“A lot of great horses have run in the Haskell,” Spina said, “but this is something really special because it’s a Triple Crown winner coming to Monmouth, out of all the places he could’ve went.”
Spina’s sentiment is one that resonates on the backstretch. There’s a certain sense of appreciation for American Pharoah’s trainer Bob Baffert (who has won the Haskell seven times) and owner Ahmed Zayat, himself a resident of the Garden State. It’s as if the horse’s team held a lottery and Monmouth Park won. Now, everyone here gets to cash their golden ticket and watch American Pharoah run.
“We’re all just very excited about it and thrilled that Mr. Zayat and Bob Baffert chose here,” Spina said.
A short walk away from the Spina barn is that of trainer Greg Sacco. His father, William J. Sacco, was here on day one, back in 1946, and won the training title in 1962. Greg’s uncles Vincent and Salvatore were also trainers.
“I grew up on the backstretch at Monmouth,” Sacco said. “I tell you, the excitement leading up to this, to have a Triple Crown winner in our backyard at one of the most beautiful tracks in the country, is really exciting.”
The excitement, Sacco noted, extends well beyond the stable area, the track and even the surrounding towns. Sacco said he’s been inundated with calls from all over about the Haskell, and a lot of the people calling couldn’t tell you the difference between a filly and a furlong.
“I have friends who aren’t even into horse racing, and my phone is ringing off the wall (with them asking), ‘Can you get me in?'” Sacco said. “If you don’t even know about horse racing, you know about the Triple Crown. Certainly, everyone is aware that American Pharoah won the Triple Crown, which is an unbelievable feat.”
Sacco’s children, age 12 and 14, are aware of it. They’ll be at the Haskell, along with their friends who, knowledgeable about racing or not, know that there’s a superhero named American Pharoah visiting their town.
Another local who can appreciate the greatness of American Pharoah’s accomplishments and the public hysteria inspired by the horse’s mere presence is jockey Joe Bravo. A fixture on the Monmouth Park riding circuit since 1989, Bravo was at Churchill Downs in June when American Pharoah made his first public appearance – walking in the paddock and parading over the track – after winning the Belmont Stakes.
“There was more excitement and more people to see American Pharoah walk around the paddock than there was for three grade one races they had at Churchill Downs that night,” Bravo said. “It really opened my eyes. Everyone just wants to get a glimpse of this horse. If they did that for him to walk around the paddock at Churchill, I can’t wait to see what kind of acceptance they’re going to have Haskell Day.”

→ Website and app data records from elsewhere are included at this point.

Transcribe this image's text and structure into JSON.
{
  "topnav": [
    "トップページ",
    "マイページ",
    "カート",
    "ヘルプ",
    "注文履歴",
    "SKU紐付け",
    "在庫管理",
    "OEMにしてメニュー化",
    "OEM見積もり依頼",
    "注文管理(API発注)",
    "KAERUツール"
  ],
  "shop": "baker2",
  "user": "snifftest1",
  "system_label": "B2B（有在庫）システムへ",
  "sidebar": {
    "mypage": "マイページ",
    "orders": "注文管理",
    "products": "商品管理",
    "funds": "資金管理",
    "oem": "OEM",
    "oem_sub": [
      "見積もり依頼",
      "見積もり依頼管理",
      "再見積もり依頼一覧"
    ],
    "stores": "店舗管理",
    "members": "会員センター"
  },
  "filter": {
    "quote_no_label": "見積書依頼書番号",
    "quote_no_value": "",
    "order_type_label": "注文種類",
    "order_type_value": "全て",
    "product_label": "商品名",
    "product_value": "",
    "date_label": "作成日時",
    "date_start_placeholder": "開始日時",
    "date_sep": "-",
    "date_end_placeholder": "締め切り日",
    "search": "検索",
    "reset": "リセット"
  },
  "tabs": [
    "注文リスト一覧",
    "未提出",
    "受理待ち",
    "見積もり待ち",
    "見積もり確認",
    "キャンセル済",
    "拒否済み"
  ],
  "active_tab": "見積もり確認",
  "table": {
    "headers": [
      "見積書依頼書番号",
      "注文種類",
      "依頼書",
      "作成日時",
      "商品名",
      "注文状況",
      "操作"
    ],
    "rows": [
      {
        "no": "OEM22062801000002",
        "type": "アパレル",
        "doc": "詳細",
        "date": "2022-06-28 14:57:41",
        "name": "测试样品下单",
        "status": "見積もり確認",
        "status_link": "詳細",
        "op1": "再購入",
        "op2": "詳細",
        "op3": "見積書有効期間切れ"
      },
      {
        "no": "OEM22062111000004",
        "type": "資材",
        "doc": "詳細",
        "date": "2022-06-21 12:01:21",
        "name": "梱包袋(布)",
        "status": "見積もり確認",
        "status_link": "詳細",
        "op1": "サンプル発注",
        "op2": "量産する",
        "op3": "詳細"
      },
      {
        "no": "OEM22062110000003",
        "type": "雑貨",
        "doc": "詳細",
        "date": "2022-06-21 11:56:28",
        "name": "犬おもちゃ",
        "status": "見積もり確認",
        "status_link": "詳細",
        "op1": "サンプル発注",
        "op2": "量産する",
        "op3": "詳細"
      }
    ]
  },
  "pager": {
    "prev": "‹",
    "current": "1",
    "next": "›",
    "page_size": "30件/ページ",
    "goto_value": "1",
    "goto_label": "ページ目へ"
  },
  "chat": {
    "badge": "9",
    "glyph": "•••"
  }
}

An estimated 30,000 people showed up that night at Churchill and American Pharoah didn’t even race. Monmouth officials have prepared for a crowd of 60,000 for the Haskell – approximately 20,000 more than the rain-soaked 2007 Breeders’ Cup . Unlike this year’s Belmont Stakes, where attendance was capped at 90,000, there will be no attendance cap at the Haskell.
In anticipation of a record crowd, Monmouth Park’s Director of Media Relations John Heims said the track is adding more parking, additional trains, expanded food service and other necessary infrastructure to accommodate attendees. The track has not added additional seating but has expanded the backyard picnic area to hold more people.
In the end, there may be traffic, long lines for the bathrooms and concession stands, and, heaven forbid, rain. But regardless of what happens, there will be history; this will be the first time a Triple Crown winner has run at Monmouth Park, or at any track since 1979. When you get to experience that, it does indeed feel like you’ve won some sort of lottery.
“It’s a wonderful shot in the arm,” Sacco said, “for Monmouth, New Jersey and everyone involved.”